A senator’s Scare begins
On February 9, 1950, Senator Joseph McCarthy launched his infamous anti-Communism crusade, announcing he had a list of 205 known communists working for the State Department at a speech in Wheeling, West Virginia.
“He had no names,” said James Marten, professor and chair of Marquette University’s history department. “He had nothing on the sheet of paper that he was waving around.”
While there was a legitimate fear and danger of Communism infiltrating the government, McCarthy, preying upon Americans’ anxiety, greatly exaggerated the threat in an attempt to secure his re-election in 1952, said Marten.
“He didn’t invent (the Red Scare), but he became the face of it,” said Marten. “It’s called McCarthyism for a reason. He’s not a likeable person. He’s not a good speaker. He’s not nice to look at. He’s very crude. He’s mean, but I think in some ways, people see that as a strength. If you’re fighting Communism in the government, you need to be tough.”
McCarthy’s mission continued for nearly four years with little Congressional obstruction, for fear of being seen as soft on Communism. While most of the country agreed with McCarthy’s pursuit of Communists, his methods and demeanor, along with a lack of evidence and failure to uncover a single Communist, eventually weakened the senator’s cause.
In March of 1954, the “Joe Must Go” movement in Wisconsin began a recall effort against McCarthy, but failed to collect the required signatures by the 60 day deadline due to inadequate organization and funding.
However, it was the broadcasting of the Army-McCarthy hearings in April of 1954 that led to McCarthy’s downfall, said Marten.
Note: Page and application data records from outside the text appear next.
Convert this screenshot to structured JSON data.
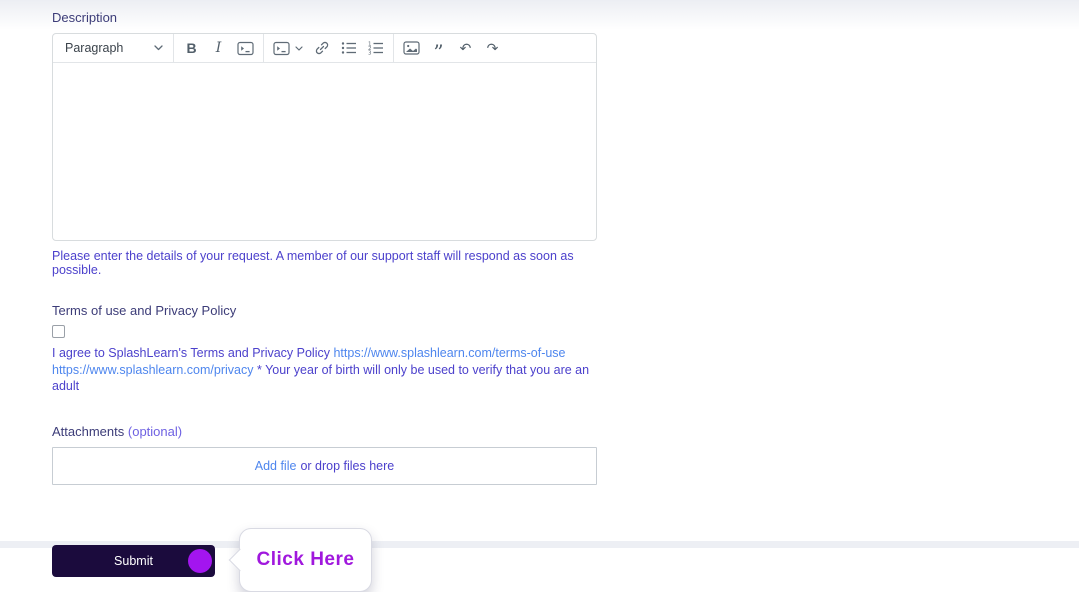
{
  "theme": {
    "label_color": "#3c3c78",
    "body_text_color": "#4c41cc",
    "link_color": "#4e86ee",
    "optional_color": "#6e61e2",
    "button_bg": "#1b0b3d",
    "accent_circle": "#a315ef",
    "callout_text_color": "#a018dd",
    "editor_border": "#d8dcde"
  },
  "description": {
    "label": "Description",
    "helper": "Please enter the details of your request. A member of our support staff will respond as soon as possible."
  },
  "toolbar": {
    "paragraph_label": "Paragraph",
    "icons": {
      "bold": "B",
      "italic": "I",
      "code_span": "code-span-icon",
      "code_block": "code-block-icon",
      "link": "link-icon",
      "bullet_list": "bullet-list-icon",
      "ordered_list": "ordered-list-icon",
      "image": "image-icon",
      "quote": "”",
      "undo": "↶",
      "redo": "↷"
    }
  },
  "terms": {
    "label": "Terms of use and Privacy Policy",
    "agree_prefix": "I agree to SplashLearn's Terms and Privacy Policy",
    "link_terms": "https://www.splashlearn.com/terms-of-use",
    "link_privacy": "https://www.splashlearn.com/privacy",
    "agree_suffix": "* Your year of birth will only be used to verify that you are an adult",
    "checkbox_checked": false
  },
  "attachments": {
    "label": "Attachments",
    "optional_label": "(optional)",
    "add_file_label": "Add file",
    "drop_label": "or drop files here"
  },
  "submit": {
    "label": "Submit"
  },
  "callout": {
    "text": "Click Here"
  }
}
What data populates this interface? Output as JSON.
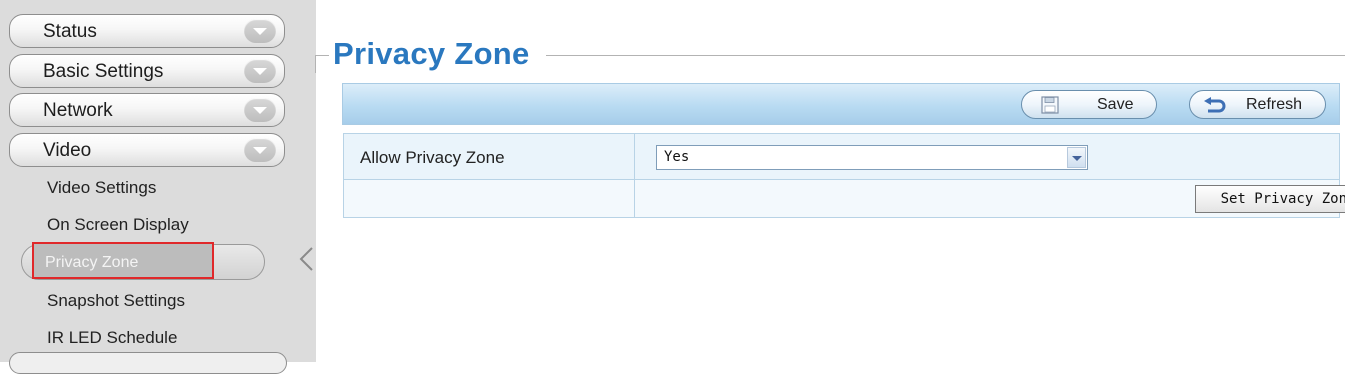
{
  "sidebar": {
    "sections": [
      {
        "label": "Status"
      },
      {
        "label": "Basic Settings"
      },
      {
        "label": "Network"
      },
      {
        "label": "Video"
      }
    ],
    "video_items": [
      {
        "label": "Video Settings"
      },
      {
        "label": "On Screen Display"
      },
      {
        "label": "Privacy Zone"
      },
      {
        "label": "Snapshot Settings"
      },
      {
        "label": "IR LED Schedule"
      }
    ],
    "selected_item": "Privacy Zone"
  },
  "page": {
    "title": "Privacy Zone"
  },
  "toolbar": {
    "save_label": "Save",
    "refresh_label": "Refresh"
  },
  "form": {
    "allow_label": "Allow Privacy Zone",
    "allow_value": "Yes",
    "set_button_label": "Set Privacy Zone"
  },
  "colors": {
    "title": "#2a78bf",
    "toolbar": "#b9dbf2",
    "highlight": "#e0282a",
    "sidebar_bg": "#dcdcdc"
  },
  "icons": {
    "menu_chevron": "chevron-down-icon",
    "save": "save-icon",
    "refresh": "refresh-icon",
    "collapse": "collapse-arrow-icon",
    "select": "dropdown-arrow-icon"
  }
}
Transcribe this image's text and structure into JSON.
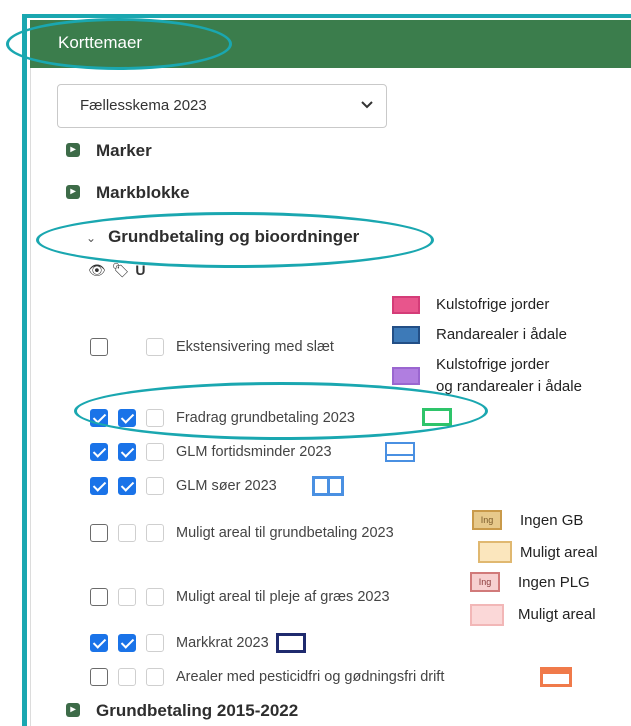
{
  "header": {
    "title": "Korttemaer"
  },
  "selector": {
    "value": "Fællesskema 2023"
  },
  "sections": {
    "marker": "Marker",
    "markblokke": "Markblokke",
    "grundbetaling": "Grundbetaling og bioordninger",
    "grundbetaling_old": "Grundbetaling 2015-2022"
  },
  "tool_icons": {
    "eye": "eye-icon",
    "tag": "tag-icon",
    "magnet": "magnet-icon"
  },
  "layers": [
    {
      "label": "Ekstensivering med slæt",
      "visible": false,
      "label_on": false
    },
    {
      "label": "Fradrag grundbetaling 2023",
      "visible": true,
      "label_on": true
    },
    {
      "label": "GLM fortidsminder 2023",
      "visible": true,
      "label_on": true
    },
    {
      "label": "GLM søer 2023",
      "visible": true,
      "label_on": true
    },
    {
      "label": "Muligt areal til grundbetaling 2023",
      "visible": false,
      "label_on": false
    },
    {
      "label": "Muligt areal til pleje af græs 2023",
      "visible": false,
      "label_on": false
    },
    {
      "label": "Markkrat 2023",
      "visible": true,
      "label_on": true
    },
    {
      "label": "Arealer med pesticidfri og gødningsfri drift",
      "visible": false,
      "label_on": false
    }
  ],
  "legends": {
    "ekstensivering": [
      {
        "label": "Kulstofrige jorder",
        "color": "#e8558c"
      },
      {
        "label": "Randarealer i ådale",
        "color": "#3d7ab8"
      },
      {
        "label": "Kulstofrige jorder",
        "label2": "og randarealer i ådale",
        "color": "#b07ee0"
      }
    ],
    "grundbetaling": [
      {
        "label": "Ingen GB",
        "code": "Ing",
        "color": "#e0b870"
      },
      {
        "label": "Muligt areal",
        "color": "#e8c98a"
      }
    ],
    "pleje": [
      {
        "label": "Ingen PLG",
        "code": "Ing",
        "color": "#e89a9a"
      },
      {
        "label": "Muligt areal",
        "color": "#f2b7b7"
      }
    ],
    "fradrag_color": "#2ec46a",
    "fortid_color": "#4a90e2",
    "soer_color": "#4a90e2",
    "markkrat_color": "#1f2a6e",
    "pesticid_color": "#f07a4a"
  }
}
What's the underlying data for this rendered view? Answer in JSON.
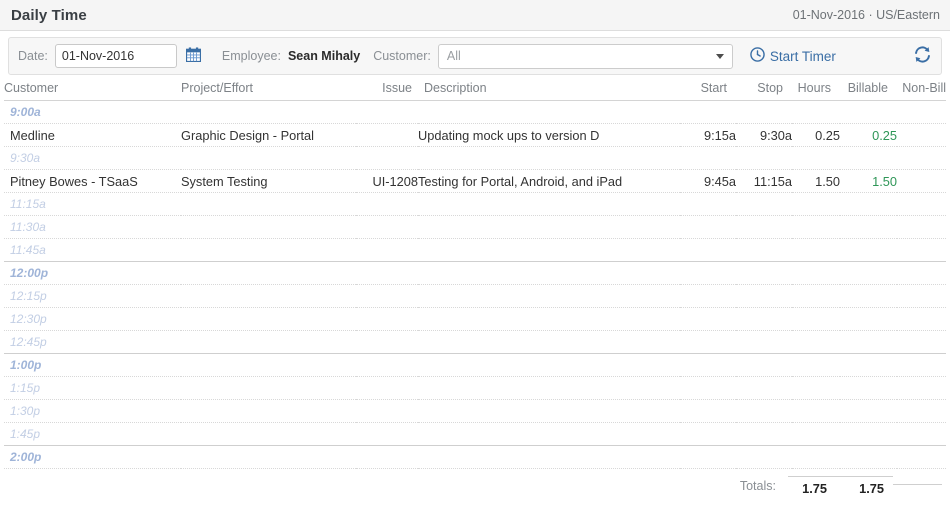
{
  "header": {
    "title": "Daily Time",
    "date": "01-Nov-2016",
    "separator": "·",
    "timezone": "US/Eastern",
    "meta": "01-Nov-2016 · US/Eastern"
  },
  "toolbar": {
    "date_label": "Date:",
    "date_value": "01-Nov-2016",
    "date_placeholder": "dd-Mmm-yyyy",
    "calendar_icon": "calendar-icon",
    "employee_label": "Employee:",
    "employee_value": "Sean Mihaly",
    "customer_label": "Customer:",
    "customer_value": "All",
    "customer_placeholder": "All",
    "start_timer_label": "Start Timer",
    "start_timer_icon": "clock-icon",
    "refresh_icon": "refresh-icon",
    "accent_color": "#3a6ea5"
  },
  "table": {
    "columns": [
      "Customer",
      "Project/Effort",
      "Issue",
      "Description",
      "Start",
      "Stop",
      "Hours",
      "Billable",
      "Non-Bill"
    ],
    "rows": [
      {
        "kind": "slot",
        "time": "9:00a",
        "hour": true
      },
      {
        "kind": "entry",
        "customer": "Medline",
        "project": "Graphic Design - Portal",
        "issue": "",
        "description": "Updating mock ups to version D",
        "start": "9:15a",
        "stop": "9:30a",
        "hours": "0.25",
        "billable": "0.25",
        "nonbill": ""
      },
      {
        "kind": "slot",
        "time": "9:30a",
        "hour": false
      },
      {
        "kind": "entry",
        "customer": "Pitney Bowes - TSaaS",
        "project": "System Testing",
        "issue": "UI-1208",
        "description": "Testing for Portal, Android, and iPad",
        "start": "9:45a",
        "stop": "11:15a",
        "hours": "1.50",
        "billable": "1.50",
        "nonbill": ""
      },
      {
        "kind": "slot",
        "time": "11:15a",
        "hour": false
      },
      {
        "kind": "slot",
        "time": "11:30a",
        "hour": false
      },
      {
        "kind": "slot",
        "time": "11:45a",
        "hour": false
      },
      {
        "kind": "slot",
        "time": "12:00p",
        "hour": true
      },
      {
        "kind": "slot",
        "time": "12:15p",
        "hour": false
      },
      {
        "kind": "slot",
        "time": "12:30p",
        "hour": false
      },
      {
        "kind": "slot",
        "time": "12:45p",
        "hour": false
      },
      {
        "kind": "slot",
        "time": "1:00p",
        "hour": true
      },
      {
        "kind": "slot",
        "time": "1:15p",
        "hour": false
      },
      {
        "kind": "slot",
        "time": "1:30p",
        "hour": false
      },
      {
        "kind": "slot",
        "time": "1:45p",
        "hour": false
      },
      {
        "kind": "slot",
        "time": "2:00p",
        "hour": true
      }
    ]
  },
  "totals": {
    "label": "Totals:",
    "hours": "1.75",
    "billable": "1.75",
    "nonbill": ""
  },
  "colors": {
    "billable_green": "#2e9657",
    "slot_blue": "#c2cee4",
    "slot_hour_blue": "#9fb4d8",
    "link_blue": "#3a6ea5"
  }
}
The entire nation was exposed to McCarthy’s intimidation and bullying tactics in action.
“If there was a single straw, that was it,” said Marten. “That was the big blow-up that pointed out some hollowness to what he was doing.”
McCarthy’s floundering campaign came to a close by the end of the year when the Senate voted to condemn him for abusing his power as a senator.
“He cried wolf too many times,” said Marten. “People grew tired of him.”
This week in Wisconsin history: February 5-11
February 5, 1970: Milwaukee native James Lovell announces that his moon landing mission on Apollo 13 will be his last trip to space. Some speculate that Lovell, who had expressed an interest in running for the US Senate, may launch a political career once his space career ends. (Lovell ultimately never ran for office.)
February 7, 1867: Laura Ingalls Wilder is born in Pepin, Wisconsin. Her early years in the Wisconsin frontier inspired her to write her first children’s book, Little House in the Big Woods in 1932, the beginning of a nine-book series. The book was awarded the Lewis Carroll Shelf Award and a Newberry Honor.
February 7, 1937: Milwaukee is hit with an unusual winter storm that leaves 80 people injured. Dust, which had been carried from Oklahoma, combined with sleet and coated Milwaukee and other areas of the state with a dirty sheet of ice. In Milwaukee, the dusty sleet storm was followed by a thunderstorm with freezing rain and dense fog.
February 11, 2011: Governor Scott Walker introduces his controversial budget repair bill, sparking unprecedented protests and leading to the first gubernatorial recall election in Wisconsin’s history.